(TASK INSTRUCTIONS)
Find the lines below holding the word "toprc" and copy each of them.

*** SOURCE MATERIAL ***

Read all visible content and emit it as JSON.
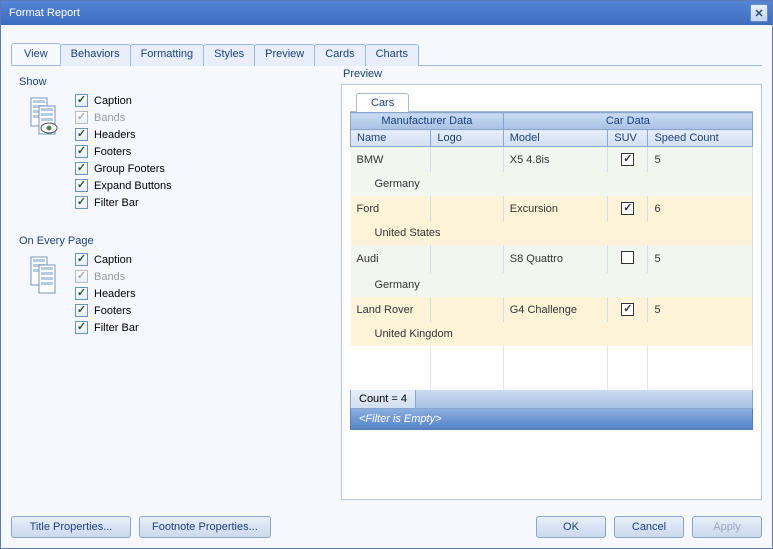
{
  "window": {
    "title": "Format Report"
  },
  "tabs": [
    "View",
    "Behaviors",
    "Formatting",
    "Styles",
    "Preview",
    "Cards",
    "Charts"
  ],
  "active_tab": 0,
  "show": {
    "label": "Show",
    "items": [
      {
        "label": "Caption",
        "checked": true,
        "disabled": false
      },
      {
        "label": "Bands",
        "checked": true,
        "disabled": true
      },
      {
        "label": "Headers",
        "checked": true,
        "disabled": false
      },
      {
        "label": "Footers",
        "checked": true,
        "disabled": false
      },
      {
        "label": "Group Footers",
        "checked": true,
        "disabled": false
      },
      {
        "label": "Expand Buttons",
        "checked": true,
        "disabled": false
      },
      {
        "label": "Filter Bar",
        "checked": true,
        "disabled": false
      }
    ]
  },
  "every_page": {
    "label": "On Every Page",
    "items": [
      {
        "label": "Caption",
        "checked": true,
        "disabled": false
      },
      {
        "label": "Bands",
        "checked": true,
        "disabled": true
      },
      {
        "label": "Headers",
        "checked": true,
        "disabled": false
      },
      {
        "label": "Footers",
        "checked": true,
        "disabled": false
      },
      {
        "label": "Filter Bar",
        "checked": true,
        "disabled": false
      }
    ]
  },
  "preview": {
    "label": "Preview",
    "inner_tab": "Cars",
    "band1": "Manufacturer Data",
    "band2": "Car Data",
    "cols": {
      "name": "Name",
      "logo": "Logo",
      "model": "Model",
      "suv": "SUV",
      "speed": "Speed Count"
    },
    "rows": [
      {
        "name": "BMW",
        "logo": "",
        "model": "X5 4.8is",
        "suv": true,
        "speed": "5",
        "country": "Germany"
      },
      {
        "name": "Ford",
        "logo": "",
        "model": "Excursion",
        "suv": true,
        "speed": "6",
        "country": "United States"
      },
      {
        "name": "Audi",
        "logo": "",
        "model": "S8 Quattro",
        "suv": false,
        "speed": "5",
        "country": "Germany"
      },
      {
        "name": "Land Rover",
        "logo": "",
        "model": "G4 Challenge",
        "suv": true,
        "speed": "5",
        "country": "United Kingdom"
      }
    ],
    "count": "Count = 4",
    "filter": "<Filter is Empty>"
  },
  "footer": {
    "title_props": "Title Properties...",
    "footnote_props": "Footnote Properties...",
    "ok": "OK",
    "cancel": "Cancel",
    "apply": "Apply"
  }
}
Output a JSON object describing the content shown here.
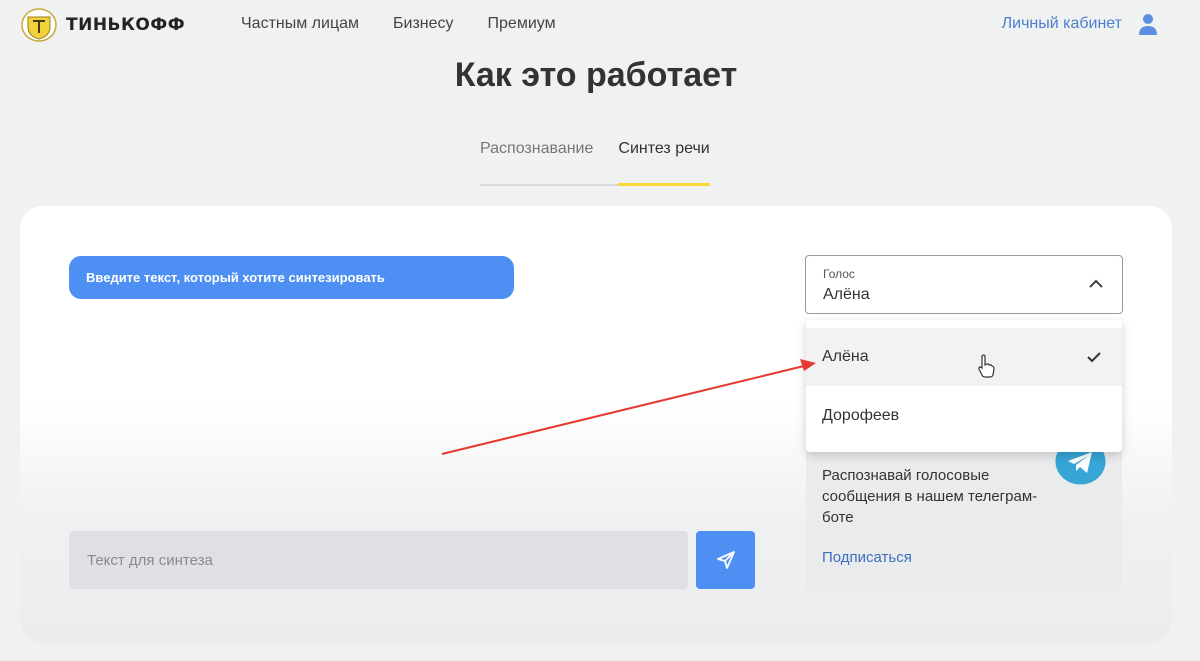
{
  "header": {
    "logo_text": "ТИНЬКОФФ",
    "nav": [
      "Частным лицам",
      "Бизнесу",
      "Премиум"
    ],
    "cabinet_label": "Личный кабинет"
  },
  "page": {
    "title": "Как это работает"
  },
  "tabs": [
    {
      "label": "Распознавание",
      "active": false
    },
    {
      "label": "Синтез речи",
      "active": true
    }
  ],
  "synth": {
    "prompt": "Введите текст, который хотите синтезировать",
    "input_placeholder": "Текст для синтеза"
  },
  "voice": {
    "label": "Голос",
    "selected": "Алёна",
    "options": [
      {
        "label": "Алёна",
        "selected": true
      },
      {
        "label": "Дорофеев",
        "selected": false
      }
    ]
  },
  "telegram": {
    "text": "Распознавай голосовые сообщения в нашем телеграм-боте",
    "link": "Подписаться"
  },
  "colors": {
    "accent": "#4d8ff3",
    "tab_underline": "#f7d93a",
    "link": "#4c7fd0",
    "annotation_arrow": "#e53a2f",
    "telegram": "#37a5d6"
  }
}
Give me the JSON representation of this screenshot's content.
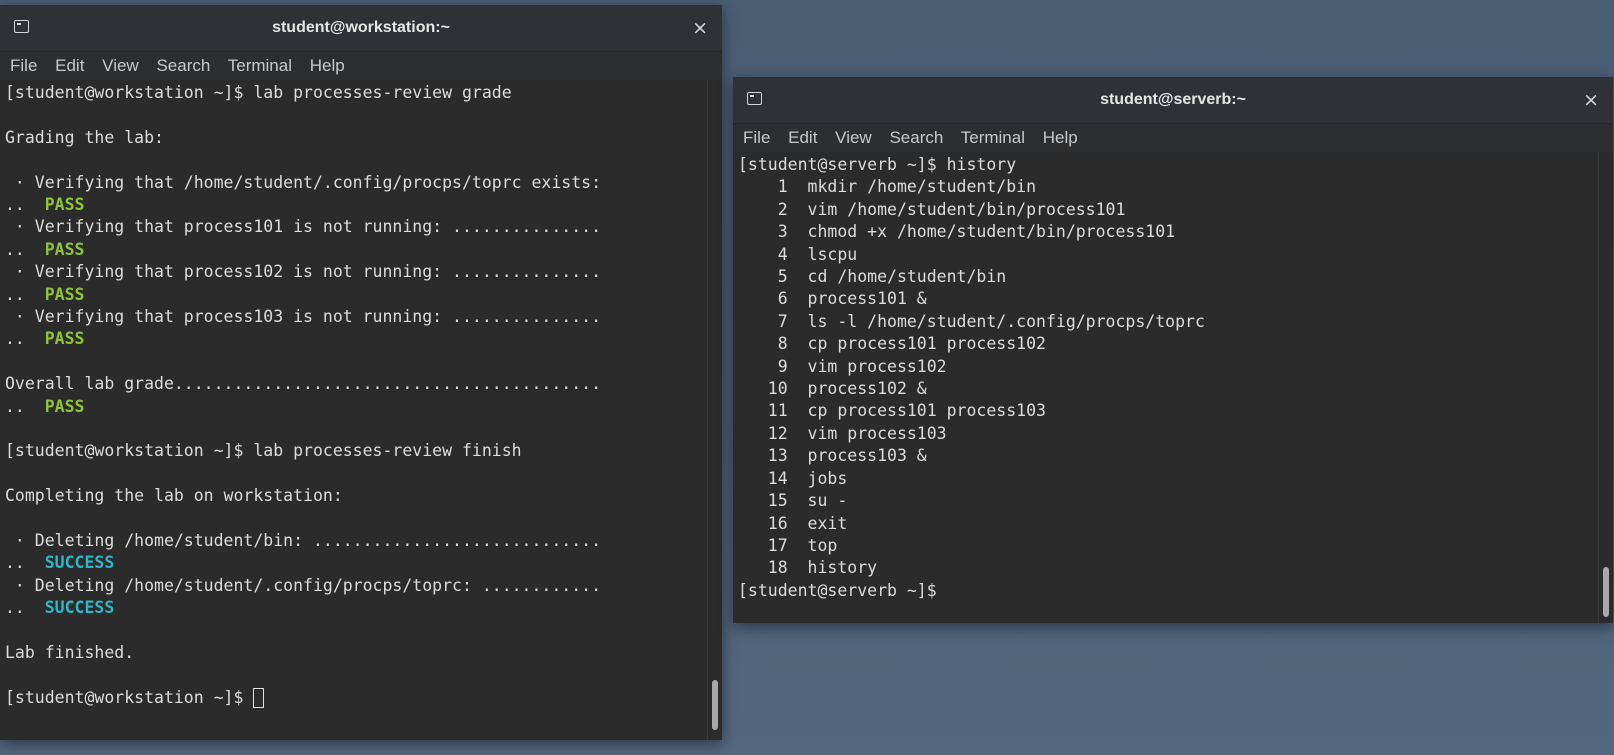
{
  "workstation": {
    "title": "student@workstation:~",
    "close": "×",
    "menu": [
      "File",
      "Edit",
      "View",
      "Search",
      "Terminal",
      "Help"
    ],
    "lines": [
      {
        "text": "[student@workstation ~]$ lab processes-review grade"
      },
      {
        "text": ""
      },
      {
        "text": "Grading the lab:"
      },
      {
        "text": ""
      },
      {
        "text": " · Verifying that /home/student/.config/procps/toprc exists:"
      },
      {
        "text": "..  ",
        "status": "PASS",
        "kind": "pass"
      },
      {
        "text": " · Verifying that process101 is not running: ..............."
      },
      {
        "text": "..  ",
        "status": "PASS",
        "kind": "pass"
      },
      {
        "text": " · Verifying that process102 is not running: ..............."
      },
      {
        "text": "..  ",
        "status": "PASS",
        "kind": "pass"
      },
      {
        "text": " · Verifying that process103 is not running: ..............."
      },
      {
        "text": "..  ",
        "status": "PASS",
        "kind": "pass"
      },
      {
        "text": ""
      },
      {
        "text": "Overall lab grade..........................................."
      },
      {
        "text": "..  ",
        "status": "PASS",
        "kind": "pass"
      },
      {
        "text": ""
      },
      {
        "text": "[student@workstation ~]$ lab processes-review finish"
      },
      {
        "text": ""
      },
      {
        "text": "Completing the lab on workstation:"
      },
      {
        "text": ""
      },
      {
        "text": " · Deleting /home/student/bin: ............................."
      },
      {
        "text": "..  ",
        "status": "SUCCESS",
        "kind": "success"
      },
      {
        "text": " · Deleting /home/student/.config/procps/toprc: ............"
      },
      {
        "text": "..  ",
        "status": "SUCCESS",
        "kind": "success"
      },
      {
        "text": ""
      },
      {
        "text": "Lab finished."
      },
      {
        "text": ""
      },
      {
        "text": "[student@workstation ~]$ ",
        "cursor": true
      }
    ]
  },
  "serverb": {
    "title": "student@serverb:~",
    "close": "×",
    "menu": [
      "File",
      "Edit",
      "View",
      "Search",
      "Terminal",
      "Help"
    ],
    "lines": [
      {
        "text": "[student@serverb ~]$ history"
      },
      {
        "text": "    1  mkdir /home/student/bin"
      },
      {
        "text": "    2  vim /home/student/bin/process101"
      },
      {
        "text": "    3  chmod +x /home/student/bin/process101"
      },
      {
        "text": "    4  lscpu"
      },
      {
        "text": "    5  cd /home/student/bin"
      },
      {
        "text": "    6  process101 &"
      },
      {
        "text": "    7  ls -l /home/student/.config/procps/toprc"
      },
      {
        "text": "    8  cp process101 process102"
      },
      {
        "text": "    9  vim process102"
      },
      {
        "text": "   10  process102 &"
      },
      {
        "text": "   11  cp process101 process103"
      },
      {
        "text": "   12  vim process103"
      },
      {
        "text": "   13  process103 &"
      },
      {
        "text": "   14  jobs"
      },
      {
        "text": "   15  su -"
      },
      {
        "text": "   16  exit"
      },
      {
        "text": "   17  top"
      },
      {
        "text": "   18  history"
      },
      {
        "text": "[student@serverb ~]$"
      }
    ]
  }
}
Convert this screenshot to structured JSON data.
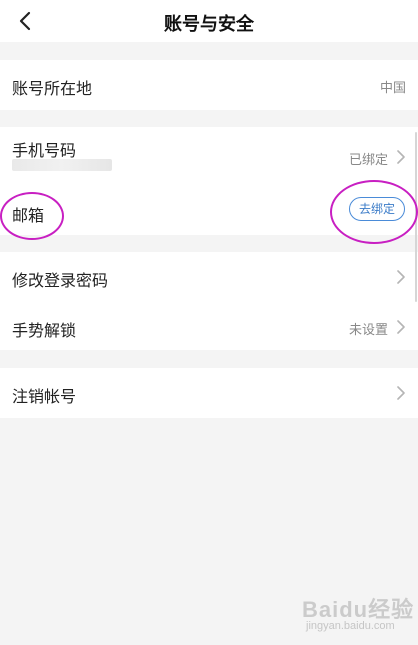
{
  "header": {
    "title": "账号与安全"
  },
  "rows": {
    "location": {
      "label": "账号所在地",
      "value": "中国"
    },
    "phone": {
      "label": "手机号码",
      "value": "已绑定"
    },
    "email": {
      "label": "邮箱",
      "button": "去绑定"
    },
    "password": {
      "label": "修改登录密码"
    },
    "gesture": {
      "label": "手势解锁",
      "value": "未设置"
    },
    "deactivate": {
      "label": "注销帐号"
    }
  },
  "watermark": {
    "main": "Baidu经验",
    "sub": "jingyan.baidu.com"
  },
  "colors": {
    "accent": "#3a7bc8",
    "annotation": "#c81fc2",
    "background": "#f4f4f4"
  },
  "icons": [
    "back-arrow-icon",
    "chevron-right-icon"
  ]
}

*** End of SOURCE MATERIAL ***

(EXPECTED ANSWER)
        "text": " · Verifying that /home/student/.config/procps/toprc exists:"
        "text": " · Deleting /home/student/.config/procps/toprc: ............"
        "text": "    7  ls -l /home/student/.config/procps/toprc"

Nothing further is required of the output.